SOURCE RECORDS:
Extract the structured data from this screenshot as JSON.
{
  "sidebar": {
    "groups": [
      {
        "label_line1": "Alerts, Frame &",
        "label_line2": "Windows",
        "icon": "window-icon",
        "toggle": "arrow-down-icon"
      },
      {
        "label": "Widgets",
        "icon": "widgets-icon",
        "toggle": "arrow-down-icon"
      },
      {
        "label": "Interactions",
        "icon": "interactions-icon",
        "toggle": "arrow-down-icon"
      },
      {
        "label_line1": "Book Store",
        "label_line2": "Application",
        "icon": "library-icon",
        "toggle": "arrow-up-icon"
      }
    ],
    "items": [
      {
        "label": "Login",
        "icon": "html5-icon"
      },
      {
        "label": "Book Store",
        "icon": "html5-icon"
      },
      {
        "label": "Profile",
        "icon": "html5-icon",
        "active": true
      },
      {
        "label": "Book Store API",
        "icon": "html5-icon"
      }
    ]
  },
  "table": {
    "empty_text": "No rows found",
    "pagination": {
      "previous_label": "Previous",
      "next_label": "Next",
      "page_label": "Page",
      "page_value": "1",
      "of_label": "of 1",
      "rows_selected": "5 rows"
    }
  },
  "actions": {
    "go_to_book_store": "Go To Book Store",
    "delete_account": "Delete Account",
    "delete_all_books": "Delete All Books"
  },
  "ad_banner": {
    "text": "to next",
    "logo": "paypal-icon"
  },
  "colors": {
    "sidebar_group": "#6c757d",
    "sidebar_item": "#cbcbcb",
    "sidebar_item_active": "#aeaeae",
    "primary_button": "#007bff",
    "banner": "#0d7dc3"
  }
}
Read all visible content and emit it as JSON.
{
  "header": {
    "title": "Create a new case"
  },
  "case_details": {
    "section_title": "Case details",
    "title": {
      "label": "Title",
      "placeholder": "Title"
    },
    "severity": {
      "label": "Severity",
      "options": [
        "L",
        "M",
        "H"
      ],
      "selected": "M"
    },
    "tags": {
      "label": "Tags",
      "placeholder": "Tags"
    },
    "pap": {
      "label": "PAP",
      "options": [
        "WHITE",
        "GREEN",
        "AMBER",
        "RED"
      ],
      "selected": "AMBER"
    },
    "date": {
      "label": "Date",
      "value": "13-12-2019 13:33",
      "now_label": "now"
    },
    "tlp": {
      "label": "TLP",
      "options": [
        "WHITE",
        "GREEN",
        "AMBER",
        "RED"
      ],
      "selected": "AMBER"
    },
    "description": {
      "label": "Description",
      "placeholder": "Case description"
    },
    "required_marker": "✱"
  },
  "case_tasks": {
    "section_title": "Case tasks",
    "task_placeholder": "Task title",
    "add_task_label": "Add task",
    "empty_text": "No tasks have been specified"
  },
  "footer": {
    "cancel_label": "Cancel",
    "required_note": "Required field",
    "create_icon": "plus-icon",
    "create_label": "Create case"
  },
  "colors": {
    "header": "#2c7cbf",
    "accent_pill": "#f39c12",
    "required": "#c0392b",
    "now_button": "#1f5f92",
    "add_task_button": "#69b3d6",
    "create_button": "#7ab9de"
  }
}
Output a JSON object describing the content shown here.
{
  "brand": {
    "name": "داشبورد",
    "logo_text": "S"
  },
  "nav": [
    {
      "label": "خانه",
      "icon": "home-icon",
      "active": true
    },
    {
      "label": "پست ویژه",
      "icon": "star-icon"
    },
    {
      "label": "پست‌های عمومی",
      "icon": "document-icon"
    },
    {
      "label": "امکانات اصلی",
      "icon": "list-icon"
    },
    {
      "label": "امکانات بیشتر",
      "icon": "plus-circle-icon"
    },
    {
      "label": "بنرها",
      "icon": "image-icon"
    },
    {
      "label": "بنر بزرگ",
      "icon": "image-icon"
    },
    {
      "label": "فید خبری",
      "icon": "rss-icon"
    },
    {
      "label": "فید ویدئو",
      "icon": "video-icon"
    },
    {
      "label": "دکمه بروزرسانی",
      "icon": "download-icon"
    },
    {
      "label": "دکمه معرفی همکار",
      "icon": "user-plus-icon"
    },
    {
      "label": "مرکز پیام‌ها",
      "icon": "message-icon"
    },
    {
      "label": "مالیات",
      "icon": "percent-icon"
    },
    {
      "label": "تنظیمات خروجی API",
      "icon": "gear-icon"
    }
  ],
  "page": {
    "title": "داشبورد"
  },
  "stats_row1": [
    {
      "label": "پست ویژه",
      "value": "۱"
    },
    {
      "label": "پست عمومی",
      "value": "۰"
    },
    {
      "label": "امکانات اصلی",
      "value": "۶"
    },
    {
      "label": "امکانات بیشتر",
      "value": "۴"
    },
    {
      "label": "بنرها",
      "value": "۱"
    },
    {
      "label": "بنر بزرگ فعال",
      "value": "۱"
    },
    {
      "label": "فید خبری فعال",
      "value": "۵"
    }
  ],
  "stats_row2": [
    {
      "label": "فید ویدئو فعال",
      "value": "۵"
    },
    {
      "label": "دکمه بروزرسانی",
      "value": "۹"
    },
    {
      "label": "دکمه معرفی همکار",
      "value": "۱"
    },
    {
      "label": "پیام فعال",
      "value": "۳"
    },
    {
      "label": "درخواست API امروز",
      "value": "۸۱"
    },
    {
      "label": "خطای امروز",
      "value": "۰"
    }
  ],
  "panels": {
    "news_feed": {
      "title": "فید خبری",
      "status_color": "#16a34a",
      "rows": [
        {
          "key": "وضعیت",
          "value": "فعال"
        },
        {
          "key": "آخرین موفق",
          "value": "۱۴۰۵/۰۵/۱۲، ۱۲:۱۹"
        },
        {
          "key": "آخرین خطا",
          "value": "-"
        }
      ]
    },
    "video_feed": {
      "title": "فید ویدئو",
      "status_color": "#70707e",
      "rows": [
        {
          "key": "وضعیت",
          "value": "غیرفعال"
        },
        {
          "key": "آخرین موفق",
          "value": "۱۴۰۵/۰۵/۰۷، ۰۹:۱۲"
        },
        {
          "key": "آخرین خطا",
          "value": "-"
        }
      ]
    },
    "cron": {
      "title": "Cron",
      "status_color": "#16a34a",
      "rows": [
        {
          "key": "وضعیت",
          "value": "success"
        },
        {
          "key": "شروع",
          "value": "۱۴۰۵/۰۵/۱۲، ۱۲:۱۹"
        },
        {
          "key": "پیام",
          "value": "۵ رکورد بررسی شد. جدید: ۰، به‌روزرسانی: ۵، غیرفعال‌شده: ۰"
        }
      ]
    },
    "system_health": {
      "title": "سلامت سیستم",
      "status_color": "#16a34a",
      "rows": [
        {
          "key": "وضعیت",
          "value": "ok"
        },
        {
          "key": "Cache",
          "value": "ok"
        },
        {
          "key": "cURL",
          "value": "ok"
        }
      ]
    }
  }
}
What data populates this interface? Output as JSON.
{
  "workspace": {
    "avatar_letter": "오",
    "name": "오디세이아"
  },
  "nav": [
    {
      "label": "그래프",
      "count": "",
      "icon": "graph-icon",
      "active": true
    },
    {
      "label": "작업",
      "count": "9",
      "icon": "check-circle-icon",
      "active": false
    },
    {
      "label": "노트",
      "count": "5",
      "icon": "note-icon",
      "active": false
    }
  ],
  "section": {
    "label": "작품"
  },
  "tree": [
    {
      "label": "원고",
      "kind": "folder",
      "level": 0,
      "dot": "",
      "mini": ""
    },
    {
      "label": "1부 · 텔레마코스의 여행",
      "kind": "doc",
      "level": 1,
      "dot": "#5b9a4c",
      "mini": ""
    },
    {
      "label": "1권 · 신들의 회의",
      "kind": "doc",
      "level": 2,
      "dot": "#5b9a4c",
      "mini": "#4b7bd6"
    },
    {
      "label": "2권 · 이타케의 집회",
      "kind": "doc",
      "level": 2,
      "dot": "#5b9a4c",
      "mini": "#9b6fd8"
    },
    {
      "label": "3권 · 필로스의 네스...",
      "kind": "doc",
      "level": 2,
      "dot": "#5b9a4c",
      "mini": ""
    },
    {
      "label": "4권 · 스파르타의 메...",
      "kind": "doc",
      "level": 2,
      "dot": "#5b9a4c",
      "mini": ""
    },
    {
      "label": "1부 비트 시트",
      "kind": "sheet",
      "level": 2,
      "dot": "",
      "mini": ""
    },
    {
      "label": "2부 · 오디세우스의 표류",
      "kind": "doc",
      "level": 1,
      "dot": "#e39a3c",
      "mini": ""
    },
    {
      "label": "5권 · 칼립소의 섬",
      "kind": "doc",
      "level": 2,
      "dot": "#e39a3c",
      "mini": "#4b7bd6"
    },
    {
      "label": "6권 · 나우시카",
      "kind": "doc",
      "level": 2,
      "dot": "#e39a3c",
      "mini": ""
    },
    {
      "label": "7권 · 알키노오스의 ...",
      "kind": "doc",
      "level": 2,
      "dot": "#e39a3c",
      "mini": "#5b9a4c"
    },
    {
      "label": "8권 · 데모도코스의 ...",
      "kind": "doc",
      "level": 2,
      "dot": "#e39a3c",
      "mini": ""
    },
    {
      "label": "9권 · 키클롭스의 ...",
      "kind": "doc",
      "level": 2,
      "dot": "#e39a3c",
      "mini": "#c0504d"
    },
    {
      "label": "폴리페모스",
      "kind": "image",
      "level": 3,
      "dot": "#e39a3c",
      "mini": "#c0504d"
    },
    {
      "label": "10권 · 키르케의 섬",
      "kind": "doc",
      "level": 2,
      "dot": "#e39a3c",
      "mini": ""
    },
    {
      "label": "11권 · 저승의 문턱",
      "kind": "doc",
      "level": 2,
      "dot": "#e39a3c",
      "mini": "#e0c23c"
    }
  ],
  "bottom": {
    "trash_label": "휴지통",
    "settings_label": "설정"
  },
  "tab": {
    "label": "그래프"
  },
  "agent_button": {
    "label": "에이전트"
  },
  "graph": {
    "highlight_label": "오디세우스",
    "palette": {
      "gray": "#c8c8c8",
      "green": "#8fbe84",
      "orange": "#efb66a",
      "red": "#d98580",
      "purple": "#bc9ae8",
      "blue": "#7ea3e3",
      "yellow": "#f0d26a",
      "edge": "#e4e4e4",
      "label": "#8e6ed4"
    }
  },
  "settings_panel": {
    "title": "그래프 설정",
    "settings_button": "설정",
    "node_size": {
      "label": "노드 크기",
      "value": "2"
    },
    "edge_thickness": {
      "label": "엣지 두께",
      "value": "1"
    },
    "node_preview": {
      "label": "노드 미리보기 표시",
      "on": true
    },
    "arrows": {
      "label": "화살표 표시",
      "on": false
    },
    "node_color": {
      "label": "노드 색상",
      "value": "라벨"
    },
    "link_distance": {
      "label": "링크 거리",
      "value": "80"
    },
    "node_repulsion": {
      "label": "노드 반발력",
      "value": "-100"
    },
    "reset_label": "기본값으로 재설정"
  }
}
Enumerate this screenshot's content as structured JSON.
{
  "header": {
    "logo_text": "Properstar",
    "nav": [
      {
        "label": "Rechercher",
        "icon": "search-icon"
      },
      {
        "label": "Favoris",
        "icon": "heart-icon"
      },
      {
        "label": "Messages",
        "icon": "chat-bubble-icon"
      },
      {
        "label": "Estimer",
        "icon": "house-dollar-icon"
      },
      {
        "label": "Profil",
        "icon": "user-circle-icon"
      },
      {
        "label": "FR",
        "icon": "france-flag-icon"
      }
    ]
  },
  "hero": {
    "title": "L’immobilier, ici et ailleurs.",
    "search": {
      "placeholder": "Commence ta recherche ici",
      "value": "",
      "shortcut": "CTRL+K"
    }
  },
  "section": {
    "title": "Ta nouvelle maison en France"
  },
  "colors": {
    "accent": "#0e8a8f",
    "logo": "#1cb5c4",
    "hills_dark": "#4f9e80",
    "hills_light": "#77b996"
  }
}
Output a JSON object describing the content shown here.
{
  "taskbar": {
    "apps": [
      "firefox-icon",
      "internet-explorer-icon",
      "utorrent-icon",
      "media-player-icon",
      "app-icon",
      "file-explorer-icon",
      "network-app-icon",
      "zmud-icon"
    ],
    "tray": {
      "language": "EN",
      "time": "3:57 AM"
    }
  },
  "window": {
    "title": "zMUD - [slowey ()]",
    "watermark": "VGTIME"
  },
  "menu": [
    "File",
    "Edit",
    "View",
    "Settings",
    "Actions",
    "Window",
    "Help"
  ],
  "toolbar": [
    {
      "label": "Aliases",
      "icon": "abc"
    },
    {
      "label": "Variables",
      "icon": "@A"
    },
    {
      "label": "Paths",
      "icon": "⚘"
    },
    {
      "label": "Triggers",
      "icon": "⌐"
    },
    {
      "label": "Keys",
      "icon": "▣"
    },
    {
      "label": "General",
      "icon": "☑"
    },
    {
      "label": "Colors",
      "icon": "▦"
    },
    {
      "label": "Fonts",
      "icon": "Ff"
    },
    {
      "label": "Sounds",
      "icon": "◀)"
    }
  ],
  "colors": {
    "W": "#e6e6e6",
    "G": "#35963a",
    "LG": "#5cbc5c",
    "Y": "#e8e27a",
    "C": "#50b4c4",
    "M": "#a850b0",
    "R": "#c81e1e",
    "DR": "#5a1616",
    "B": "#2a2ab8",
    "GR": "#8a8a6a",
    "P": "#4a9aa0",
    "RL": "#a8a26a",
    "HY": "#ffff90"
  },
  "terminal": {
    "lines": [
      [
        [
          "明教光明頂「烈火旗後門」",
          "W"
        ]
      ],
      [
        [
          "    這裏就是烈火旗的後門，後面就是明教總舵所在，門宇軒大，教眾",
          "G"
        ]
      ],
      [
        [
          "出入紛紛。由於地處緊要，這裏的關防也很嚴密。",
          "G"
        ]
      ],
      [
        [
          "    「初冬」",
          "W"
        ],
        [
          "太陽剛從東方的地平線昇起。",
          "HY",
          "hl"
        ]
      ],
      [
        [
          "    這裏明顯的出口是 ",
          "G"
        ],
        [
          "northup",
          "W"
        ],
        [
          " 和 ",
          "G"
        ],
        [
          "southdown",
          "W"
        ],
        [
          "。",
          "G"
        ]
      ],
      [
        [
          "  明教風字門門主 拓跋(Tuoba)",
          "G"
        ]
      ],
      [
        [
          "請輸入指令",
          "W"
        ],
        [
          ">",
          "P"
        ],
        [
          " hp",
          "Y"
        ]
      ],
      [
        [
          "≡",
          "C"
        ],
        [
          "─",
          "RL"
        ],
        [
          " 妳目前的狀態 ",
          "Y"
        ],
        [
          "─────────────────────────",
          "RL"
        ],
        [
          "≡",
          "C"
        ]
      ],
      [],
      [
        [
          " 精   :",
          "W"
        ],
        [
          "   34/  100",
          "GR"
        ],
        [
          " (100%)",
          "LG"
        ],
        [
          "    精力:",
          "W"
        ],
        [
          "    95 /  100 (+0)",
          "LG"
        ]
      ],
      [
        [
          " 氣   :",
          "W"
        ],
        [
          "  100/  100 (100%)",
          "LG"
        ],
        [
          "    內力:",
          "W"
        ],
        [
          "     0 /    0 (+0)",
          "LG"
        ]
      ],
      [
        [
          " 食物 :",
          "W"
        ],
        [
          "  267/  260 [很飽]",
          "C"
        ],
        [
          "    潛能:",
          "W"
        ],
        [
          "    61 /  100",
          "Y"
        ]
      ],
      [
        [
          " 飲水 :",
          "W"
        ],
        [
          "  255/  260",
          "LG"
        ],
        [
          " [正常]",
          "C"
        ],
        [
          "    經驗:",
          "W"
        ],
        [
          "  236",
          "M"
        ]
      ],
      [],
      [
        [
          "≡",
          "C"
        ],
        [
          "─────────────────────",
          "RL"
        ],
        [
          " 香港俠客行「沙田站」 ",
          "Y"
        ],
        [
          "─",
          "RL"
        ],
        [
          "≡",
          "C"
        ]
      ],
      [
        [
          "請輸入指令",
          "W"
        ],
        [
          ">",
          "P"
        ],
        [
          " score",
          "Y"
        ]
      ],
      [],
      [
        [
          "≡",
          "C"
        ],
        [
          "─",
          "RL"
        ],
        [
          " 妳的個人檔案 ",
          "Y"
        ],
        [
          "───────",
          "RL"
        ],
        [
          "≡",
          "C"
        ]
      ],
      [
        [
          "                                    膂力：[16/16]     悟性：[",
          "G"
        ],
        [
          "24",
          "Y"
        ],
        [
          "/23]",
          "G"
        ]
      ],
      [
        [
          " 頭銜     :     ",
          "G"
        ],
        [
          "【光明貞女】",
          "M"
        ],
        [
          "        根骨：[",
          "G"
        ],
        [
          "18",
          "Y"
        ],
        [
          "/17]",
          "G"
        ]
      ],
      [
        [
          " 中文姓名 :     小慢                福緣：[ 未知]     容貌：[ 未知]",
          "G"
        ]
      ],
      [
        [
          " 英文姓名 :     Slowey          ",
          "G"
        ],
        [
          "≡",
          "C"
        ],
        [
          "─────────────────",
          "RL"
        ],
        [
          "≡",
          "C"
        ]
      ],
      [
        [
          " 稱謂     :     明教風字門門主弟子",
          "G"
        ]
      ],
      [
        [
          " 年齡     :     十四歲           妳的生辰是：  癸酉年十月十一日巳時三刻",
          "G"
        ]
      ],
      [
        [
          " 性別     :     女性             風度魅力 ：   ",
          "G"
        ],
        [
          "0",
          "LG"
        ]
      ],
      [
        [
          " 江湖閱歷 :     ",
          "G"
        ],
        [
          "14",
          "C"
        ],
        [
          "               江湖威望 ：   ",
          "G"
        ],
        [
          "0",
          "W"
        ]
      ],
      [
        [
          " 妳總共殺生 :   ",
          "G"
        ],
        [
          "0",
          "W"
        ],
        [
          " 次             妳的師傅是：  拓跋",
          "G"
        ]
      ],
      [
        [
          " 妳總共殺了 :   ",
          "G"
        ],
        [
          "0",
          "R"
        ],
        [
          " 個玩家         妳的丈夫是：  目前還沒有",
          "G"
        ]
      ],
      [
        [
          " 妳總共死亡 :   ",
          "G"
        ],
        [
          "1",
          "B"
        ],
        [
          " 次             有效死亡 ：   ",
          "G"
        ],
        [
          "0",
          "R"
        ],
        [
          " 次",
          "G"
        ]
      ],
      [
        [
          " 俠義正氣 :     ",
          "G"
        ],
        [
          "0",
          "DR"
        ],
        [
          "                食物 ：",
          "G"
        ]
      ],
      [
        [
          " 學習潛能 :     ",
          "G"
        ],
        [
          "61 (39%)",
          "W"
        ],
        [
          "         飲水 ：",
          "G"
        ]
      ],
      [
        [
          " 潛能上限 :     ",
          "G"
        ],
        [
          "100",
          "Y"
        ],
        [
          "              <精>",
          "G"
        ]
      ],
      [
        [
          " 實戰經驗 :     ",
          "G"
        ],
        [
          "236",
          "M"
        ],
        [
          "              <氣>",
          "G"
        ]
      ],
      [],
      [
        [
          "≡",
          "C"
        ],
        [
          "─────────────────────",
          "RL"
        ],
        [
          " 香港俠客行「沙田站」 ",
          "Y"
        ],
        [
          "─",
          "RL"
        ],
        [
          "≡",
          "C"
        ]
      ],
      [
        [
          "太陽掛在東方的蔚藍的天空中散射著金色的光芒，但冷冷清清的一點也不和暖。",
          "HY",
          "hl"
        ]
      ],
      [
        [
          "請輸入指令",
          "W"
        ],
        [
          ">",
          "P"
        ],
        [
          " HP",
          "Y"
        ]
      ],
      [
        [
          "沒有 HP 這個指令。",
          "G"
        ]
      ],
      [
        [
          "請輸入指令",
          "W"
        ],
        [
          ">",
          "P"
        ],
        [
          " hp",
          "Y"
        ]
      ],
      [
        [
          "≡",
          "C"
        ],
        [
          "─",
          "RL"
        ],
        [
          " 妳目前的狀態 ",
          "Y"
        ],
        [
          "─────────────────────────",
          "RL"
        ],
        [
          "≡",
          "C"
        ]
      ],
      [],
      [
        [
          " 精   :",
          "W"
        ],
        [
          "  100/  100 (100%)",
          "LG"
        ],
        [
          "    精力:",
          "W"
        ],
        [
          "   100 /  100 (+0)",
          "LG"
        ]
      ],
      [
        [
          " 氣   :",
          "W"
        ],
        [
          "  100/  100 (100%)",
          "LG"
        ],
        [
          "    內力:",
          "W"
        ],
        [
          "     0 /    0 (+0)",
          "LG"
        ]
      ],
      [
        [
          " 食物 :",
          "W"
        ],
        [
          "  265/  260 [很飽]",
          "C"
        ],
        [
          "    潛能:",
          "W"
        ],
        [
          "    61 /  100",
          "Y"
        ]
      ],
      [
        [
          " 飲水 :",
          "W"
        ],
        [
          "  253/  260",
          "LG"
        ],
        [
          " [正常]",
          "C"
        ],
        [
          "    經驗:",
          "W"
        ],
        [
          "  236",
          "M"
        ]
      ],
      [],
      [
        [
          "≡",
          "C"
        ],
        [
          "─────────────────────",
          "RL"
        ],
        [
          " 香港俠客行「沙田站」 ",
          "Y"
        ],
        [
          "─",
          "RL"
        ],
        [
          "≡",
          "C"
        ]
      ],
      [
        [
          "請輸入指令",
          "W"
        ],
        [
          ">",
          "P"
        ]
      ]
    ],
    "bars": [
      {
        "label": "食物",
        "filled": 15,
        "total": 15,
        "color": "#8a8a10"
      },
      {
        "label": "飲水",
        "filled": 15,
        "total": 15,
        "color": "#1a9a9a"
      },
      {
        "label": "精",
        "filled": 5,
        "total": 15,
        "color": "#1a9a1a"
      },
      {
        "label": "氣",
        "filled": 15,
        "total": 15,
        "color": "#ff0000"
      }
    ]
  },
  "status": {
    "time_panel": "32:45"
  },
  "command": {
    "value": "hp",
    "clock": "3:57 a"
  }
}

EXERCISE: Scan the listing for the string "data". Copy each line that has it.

RESPONSE FOR THIS EXERCISE:
Extract the structured data from this screenshot as JSON.
What data populates this interface? Output as JSON.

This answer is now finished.